━━━ AVAILABLE RECORDS

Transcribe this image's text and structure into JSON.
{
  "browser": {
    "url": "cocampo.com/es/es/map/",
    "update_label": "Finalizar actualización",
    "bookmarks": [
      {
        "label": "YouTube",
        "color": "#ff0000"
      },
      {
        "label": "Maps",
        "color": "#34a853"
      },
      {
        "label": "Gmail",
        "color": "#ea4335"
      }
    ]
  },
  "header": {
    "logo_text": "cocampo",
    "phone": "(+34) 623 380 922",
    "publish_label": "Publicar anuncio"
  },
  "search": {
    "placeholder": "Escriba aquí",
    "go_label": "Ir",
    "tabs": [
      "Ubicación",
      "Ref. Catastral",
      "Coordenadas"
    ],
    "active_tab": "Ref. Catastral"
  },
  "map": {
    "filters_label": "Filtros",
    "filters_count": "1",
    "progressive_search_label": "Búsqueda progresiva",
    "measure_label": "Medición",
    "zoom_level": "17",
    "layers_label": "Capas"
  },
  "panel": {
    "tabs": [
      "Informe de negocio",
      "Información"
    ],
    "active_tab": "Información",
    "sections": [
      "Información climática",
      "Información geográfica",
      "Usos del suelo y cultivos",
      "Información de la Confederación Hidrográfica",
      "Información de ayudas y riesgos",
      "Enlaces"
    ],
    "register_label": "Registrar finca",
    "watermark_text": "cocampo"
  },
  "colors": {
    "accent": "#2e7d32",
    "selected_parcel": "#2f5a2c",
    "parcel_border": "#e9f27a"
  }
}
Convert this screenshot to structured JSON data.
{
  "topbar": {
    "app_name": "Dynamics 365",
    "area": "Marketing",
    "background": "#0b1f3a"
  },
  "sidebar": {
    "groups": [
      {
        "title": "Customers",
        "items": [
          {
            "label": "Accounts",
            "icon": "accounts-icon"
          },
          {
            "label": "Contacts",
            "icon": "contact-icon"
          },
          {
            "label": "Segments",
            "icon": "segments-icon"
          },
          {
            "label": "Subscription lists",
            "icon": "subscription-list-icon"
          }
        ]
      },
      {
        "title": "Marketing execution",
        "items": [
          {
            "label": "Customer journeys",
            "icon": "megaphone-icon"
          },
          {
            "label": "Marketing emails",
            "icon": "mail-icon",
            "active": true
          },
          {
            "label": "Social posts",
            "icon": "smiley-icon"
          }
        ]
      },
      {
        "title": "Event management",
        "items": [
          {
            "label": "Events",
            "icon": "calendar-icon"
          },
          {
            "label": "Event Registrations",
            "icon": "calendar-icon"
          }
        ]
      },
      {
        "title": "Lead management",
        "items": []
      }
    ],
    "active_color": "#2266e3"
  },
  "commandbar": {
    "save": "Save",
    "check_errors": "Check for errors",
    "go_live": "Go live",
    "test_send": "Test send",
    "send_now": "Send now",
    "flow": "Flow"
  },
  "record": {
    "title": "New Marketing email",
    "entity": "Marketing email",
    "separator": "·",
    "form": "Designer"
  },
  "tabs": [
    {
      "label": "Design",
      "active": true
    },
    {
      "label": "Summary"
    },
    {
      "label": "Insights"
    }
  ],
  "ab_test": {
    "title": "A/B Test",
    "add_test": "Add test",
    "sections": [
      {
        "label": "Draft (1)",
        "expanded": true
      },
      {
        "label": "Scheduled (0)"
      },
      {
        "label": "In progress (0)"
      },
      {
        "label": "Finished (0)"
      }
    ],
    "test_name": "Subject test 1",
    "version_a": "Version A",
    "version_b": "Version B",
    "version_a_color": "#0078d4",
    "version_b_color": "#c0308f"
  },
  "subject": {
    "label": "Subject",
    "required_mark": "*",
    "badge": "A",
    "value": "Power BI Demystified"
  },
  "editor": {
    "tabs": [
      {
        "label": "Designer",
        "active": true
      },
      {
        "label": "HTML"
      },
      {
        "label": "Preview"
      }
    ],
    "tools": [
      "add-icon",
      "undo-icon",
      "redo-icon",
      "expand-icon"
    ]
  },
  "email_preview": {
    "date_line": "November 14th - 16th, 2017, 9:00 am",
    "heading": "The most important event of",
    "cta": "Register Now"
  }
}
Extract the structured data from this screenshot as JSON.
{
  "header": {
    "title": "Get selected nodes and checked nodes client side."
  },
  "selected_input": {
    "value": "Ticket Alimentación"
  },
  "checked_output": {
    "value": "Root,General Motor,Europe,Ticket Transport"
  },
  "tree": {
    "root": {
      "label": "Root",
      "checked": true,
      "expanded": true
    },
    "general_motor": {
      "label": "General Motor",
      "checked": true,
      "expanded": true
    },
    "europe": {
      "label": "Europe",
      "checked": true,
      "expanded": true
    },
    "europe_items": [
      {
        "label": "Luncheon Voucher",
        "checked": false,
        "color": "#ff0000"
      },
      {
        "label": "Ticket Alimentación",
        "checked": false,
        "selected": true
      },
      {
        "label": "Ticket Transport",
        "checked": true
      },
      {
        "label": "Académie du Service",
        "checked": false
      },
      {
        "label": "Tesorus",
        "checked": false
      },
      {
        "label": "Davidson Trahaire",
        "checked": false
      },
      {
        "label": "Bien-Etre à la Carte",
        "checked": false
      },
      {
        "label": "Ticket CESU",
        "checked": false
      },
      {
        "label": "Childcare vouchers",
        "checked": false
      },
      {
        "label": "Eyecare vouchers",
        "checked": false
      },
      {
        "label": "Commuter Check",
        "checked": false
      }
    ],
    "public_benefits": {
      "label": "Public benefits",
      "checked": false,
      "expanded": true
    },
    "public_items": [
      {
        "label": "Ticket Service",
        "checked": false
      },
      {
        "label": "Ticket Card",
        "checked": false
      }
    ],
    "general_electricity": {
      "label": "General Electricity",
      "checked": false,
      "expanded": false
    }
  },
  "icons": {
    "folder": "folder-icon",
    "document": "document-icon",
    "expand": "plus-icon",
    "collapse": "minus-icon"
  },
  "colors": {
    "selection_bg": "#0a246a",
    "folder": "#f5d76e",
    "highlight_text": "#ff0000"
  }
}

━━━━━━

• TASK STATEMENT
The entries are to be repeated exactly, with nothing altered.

• EXPECTED ANSWER
Transcribe this image's text and structure into JSON.
{
  "browser": {
    "url": "cocampo.com/es/es/map/",
    "update_label": "Finalizar actualización",
    "bookmarks": [
      {
        "label": "YouTube",
        "color": "#ff0000"
      },
      {
        "label": "Maps",
        "color": "#34a853"
      },
      {
        "label": "Gmail",
        "color": "#ea4335"
      }
    ]
  },
  "header": {
    "logo_text": "cocampo",
    "phone": "(+34) 623 380 922",
    "publish_label": "Publicar anuncio"
  },
  "search": {
    "placeholder": "Escriba aquí",
    "go_label": "Ir",
    "tabs": [
      "Ubicación",
      "Ref. Catastral",
      "Coordenadas"
    ],
    "active_tab": "Ref. Catastral"
  },
  "map": {
    "filters_label": "Filtros",
    "filters_count": "1",
    "progressive_search_label": "Búsqueda progresiva",
    "measure_label": "Medición",
    "zoom_level": "17",
    "layers_label": "Capas"
  },
  "panel": {
    "tabs": [
      "Informe de negocio",
      "Información"
    ],
    "active_tab": "Información",
    "sections": [
      "Información climática",
      "Información geográfica",
      "Usos del suelo y cultivos",
      "Información de la Confederación Hidrográfica",
      "Información de ayudas y riesgos",
      "Enlaces"
    ],
    "register_label": "Registrar finca",
    "watermark_text": "cocampo"
  },
  "colors": {
    "accent": "#2e7d32",
    "selected_parcel": "#2f5a2c",
    "parcel_border": "#e9f27a"
  }
}
Convert this screenshot to structured JSON data.
{
  "topbar": {
    "app_name": "Dynamics 365",
    "area": "Marketing",
    "background": "#0b1f3a"
  },
  "sidebar": {
    "groups": [
      {
        "title": "Customers",
        "items": [
          {
            "label": "Accounts",
            "icon": "accounts-icon"
          },
          {
            "label": "Contacts",
            "icon": "contact-icon"
          },
          {
            "label": "Segments",
            "icon": "segments-icon"
          },
          {
            "label": "Subscription lists",
            "icon": "subscription-list-icon"
          }
        ]
      },
      {
        "title": "Marketing execution",
        "items": [
          {
            "label": "Customer journeys",
            "icon": "megaphone-icon"
          },
          {
            "label": "Marketing emails",
            "icon": "mail-icon",
            "active": true
          },
          {
            "label": "Social posts",
            "icon": "smiley-icon"
          }
        ]
      },
      {
        "title": "Event management",
        "items": [
          {
            "label": "Events",
            "icon": "calendar-icon"
          },
          {
            "label": "Event Registrations",
            "icon": "calendar-icon"
          }
        ]
      },
      {
        "title": "Lead management",
        "items": []
      }
    ],
    "active_color": "#2266e3"
  },
  "commandbar": {
    "save": "Save",
    "check_errors": "Check for errors",
    "go_live": "Go live",
    "test_send": "Test send",
    "send_now": "Send now",
    "flow": "Flow"
  },
  "record": {
    "title": "New Marketing email",
    "entity": "Marketing email",
    "separator": "·",
    "form": "Designer"
  },
  "tabs": [
    {
      "label": "Design",
      "active": true
    },
    {
      "label": "Summary"
    },
    {
      "label": "Insights"
    }
  ],
  "ab_test": {
    "title": "A/B Test",
    "add_test": "Add test",
    "sections": [
      {
        "label": "Draft (1)",
        "expanded": true
      },
      {
        "label": "Scheduled (0)"
      },
      {
        "label": "In progress (0)"
      },
      {
        "label": "Finished (0)"
      }
    ],
    "test_name": "Subject test 1",
    "version_a": "Version A",
    "version_b": "Version B",
    "version_a_color": "#0078d4",
    "version_b_color": "#c0308f"
  },
  "subject": {
    "label": "Subject",
    "required_mark": "*",
    "badge": "A",
    "value": "Power BI Demystified"
  },
  "editor": {
    "tabs": [
      {
        "label": "Designer",
        "active": true
      },
      {
        "label": "HTML"
      },
      {
        "label": "Preview"
      }
    ],
    "tools": [
      "add-icon",
      "undo-icon",
      "redo-icon",
      "expand-icon"
    ]
  },
  "email_preview": {
    "date_line": "November 14th - 16th, 2017, 9:00 am",
    "heading": "The most important event of",
    "cta": "Register Now"
  }
}
Extract the structured data from this screenshot as JSON.
{
  "header": {
    "title": "Get selected nodes and checked nodes client side."
  },
  "selected_input": {
    "value": "Ticket Alimentación"
  },
  "checked_output": {
    "value": "Root,General Motor,Europe,Ticket Transport"
  },
  "tree": {
    "root": {
      "label": "Root",
      "checked": true,
      "expanded": true
    },
    "general_motor": {
      "label": "General Motor",
      "checked": true,
      "expanded": true
    },
    "europe": {
      "label": "Europe",
      "checked": true,
      "expanded": true
    },
    "europe_items": [
      {
        "label": "Luncheon Voucher",
        "checked": false,
        "color": "#ff0000"
      },
      {
        "label": "Ticket Alimentación",
        "checked": false,
        "selected": true
      },
      {
        "label": "Ticket Transport",
        "checked": true
      },
      {
        "label": "Académie du Service",
        "checked": false
      },
      {
        "label": "Tesorus",
        "checked": false
      },
      {
        "label": "Davidson Trahaire",
        "checked": false
      },
      {
        "label": "Bien-Etre à la Carte",
        "checked": false
      },
      {
        "label": "Ticket CESU",
        "checked": false
      },
      {
        "label": "Childcare vouchers",
        "checked": false
      },
      {
        "label": "Eyecare vouchers",
        "checked": false
      },
      {
        "label": "Commuter Check",
        "checked": false
      }
    ],
    "public_benefits": {
      "label": "Public benefits",
      "checked": false,
      "expanded": true
    },
    "public_items": [
      {
        "label": "Ticket Service",
        "checked": false
      },
      {
        "label": "Ticket Card",
        "checked": false
      }
    ],
    "general_electricity": {
      "label": "General Electricity",
      "checked": false,
      "expanded": false
    }
  },
  "icons": {
    "folder": "folder-icon",
    "document": "document-icon",
    "expand": "plus-icon",
    "collapse": "minus-icon"
  },
  "colors": {
    "selection_bg": "#0a246a",
    "folder": "#f5d76e",
    "highlight_text": "#ff0000"
  }
}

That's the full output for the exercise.